How to complete this task: All entries below are to be reproduced exactly.

Material for this task:
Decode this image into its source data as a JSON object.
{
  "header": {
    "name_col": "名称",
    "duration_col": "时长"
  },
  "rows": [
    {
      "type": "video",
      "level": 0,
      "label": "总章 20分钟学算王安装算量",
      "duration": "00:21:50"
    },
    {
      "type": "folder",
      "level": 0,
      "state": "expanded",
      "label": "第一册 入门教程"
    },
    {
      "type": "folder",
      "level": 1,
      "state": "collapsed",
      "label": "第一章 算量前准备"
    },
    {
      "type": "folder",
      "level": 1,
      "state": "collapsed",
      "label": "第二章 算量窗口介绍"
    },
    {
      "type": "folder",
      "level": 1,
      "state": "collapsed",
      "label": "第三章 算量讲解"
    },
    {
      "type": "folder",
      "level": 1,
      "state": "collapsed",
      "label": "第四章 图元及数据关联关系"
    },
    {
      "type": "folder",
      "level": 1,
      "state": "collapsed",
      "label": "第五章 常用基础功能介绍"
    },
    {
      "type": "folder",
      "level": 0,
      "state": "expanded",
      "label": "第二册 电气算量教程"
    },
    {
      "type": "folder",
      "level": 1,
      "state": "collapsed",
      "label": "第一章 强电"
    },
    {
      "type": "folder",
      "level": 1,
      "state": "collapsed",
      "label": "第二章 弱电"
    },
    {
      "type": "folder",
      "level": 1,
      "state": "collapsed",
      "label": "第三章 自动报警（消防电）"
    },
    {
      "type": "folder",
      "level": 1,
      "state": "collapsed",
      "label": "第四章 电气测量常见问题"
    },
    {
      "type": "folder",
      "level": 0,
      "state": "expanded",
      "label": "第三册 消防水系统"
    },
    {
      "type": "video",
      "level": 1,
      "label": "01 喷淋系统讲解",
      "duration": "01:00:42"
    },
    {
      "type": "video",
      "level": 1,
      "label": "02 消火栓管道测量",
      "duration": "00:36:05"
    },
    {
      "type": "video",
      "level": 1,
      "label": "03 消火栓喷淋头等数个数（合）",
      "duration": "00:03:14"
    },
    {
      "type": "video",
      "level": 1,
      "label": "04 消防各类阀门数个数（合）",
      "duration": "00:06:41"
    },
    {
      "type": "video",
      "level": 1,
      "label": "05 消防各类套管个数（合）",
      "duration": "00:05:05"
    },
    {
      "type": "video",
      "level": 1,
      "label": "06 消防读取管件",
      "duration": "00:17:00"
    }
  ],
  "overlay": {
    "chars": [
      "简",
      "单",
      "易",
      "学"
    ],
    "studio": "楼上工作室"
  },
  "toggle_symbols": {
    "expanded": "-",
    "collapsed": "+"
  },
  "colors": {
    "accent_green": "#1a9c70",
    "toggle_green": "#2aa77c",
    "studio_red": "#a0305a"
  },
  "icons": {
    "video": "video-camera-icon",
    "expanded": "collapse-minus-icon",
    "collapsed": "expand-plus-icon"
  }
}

Task answer:
Decode this image into its source data as a JSON object.
{
  "header": {
    "name_col": "名称",
    "duration_col": "时长"
  },
  "rows": [
    {
      "type": "video",
      "level": 0,
      "label": "总章 20分钟学算王安装算量",
      "duration": "00:21:50"
    },
    {
      "type": "folder",
      "level": 0,
      "state": "expanded",
      "label": "第一册 入门教程"
    },
    {
      "type": "folder",
      "level": 1,
      "state": "collapsed",
      "label": "第一章 算量前准备"
    },
    {
      "type": "folder",
      "level": 1,
      "state": "collapsed",
      "label": "第二章 算量窗口介绍"
    },
    {
      "type": "folder",
      "level": 1,
      "state": "collapsed",
      "label": "第三章 算量讲解"
    },
    {
      "type": "folder",
      "level": 1,
      "state": "collapsed",
      "label": "第四章 图元及数据关联关系"
    },
    {
      "type": "folder",
      "level": 1,
      "state": "collapsed",
      "label": "第五章 常用基础功能介绍"
    },
    {
      "type": "folder",
      "level": 0,
      "state": "expanded",
      "label": "第二册 电气算量教程"
    },
    {
      "type": "folder",
      "level": 1,
      "state": "collapsed",
      "label": "第一章 强电"
    },
    {
      "type": "folder",
      "level": 1,
      "state": "collapsed",
      "label": "第二章 弱电"
    },
    {
      "type": "folder",
      "level": 1,
      "state": "collapsed",
      "label": "第三章 自动报警（消防电）"
    },
    {
      "type": "folder",
      "level": 1,
      "state": "collapsed",
      "label": "第四章 电气测量常见问题"
    },
    {
      "type": "folder",
      "level": 0,
      "state": "expanded",
      "label": "第三册 消防水系统"
    },
    {
      "type": "video",
      "level": 1,
      "label": "01 喷淋系统讲解",
      "duration": "01:00:42"
    },
    {
      "type": "video",
      "level": 1,
      "label": "02 消火栓管道测量",
      "duration": "00:36:05"
    },
    {
      "type": "video",
      "level": 1,
      "label": "03 消火栓喷淋头等数个数（合）",
      "duration": "00:03:14"
    },
    {
      "type": "video",
      "level": 1,
      "label": "04 消防各类阀门数个数（合）",
      "duration": "00:06:41"
    },
    {
      "type": "video",
      "level": 1,
      "label": "05 消防各类套管个数（合）",
      "duration": "00:05:05"
    },
    {
      "type": "video",
      "level": 1,
      "label": "06 消防读取管件",
      "duration": "00:17:00"
    }
  ],
  "overlay": {
    "chars": [
      "简",
      "单",
      "易",
      "学"
    ],
    "studio": "楼上工作室"
  },
  "toggle_symbols": {
    "expanded": "-",
    "collapsed": "+"
  },
  "colors": {
    "accent_green": "#1a9c70",
    "toggle_green": "#2aa77c",
    "studio_red": "#a0305a"
  },
  "icons": {
    "video": "video-camera-icon",
    "expanded": "collapse-minus-icon",
    "collapsed": "expand-plus-icon"
  }
}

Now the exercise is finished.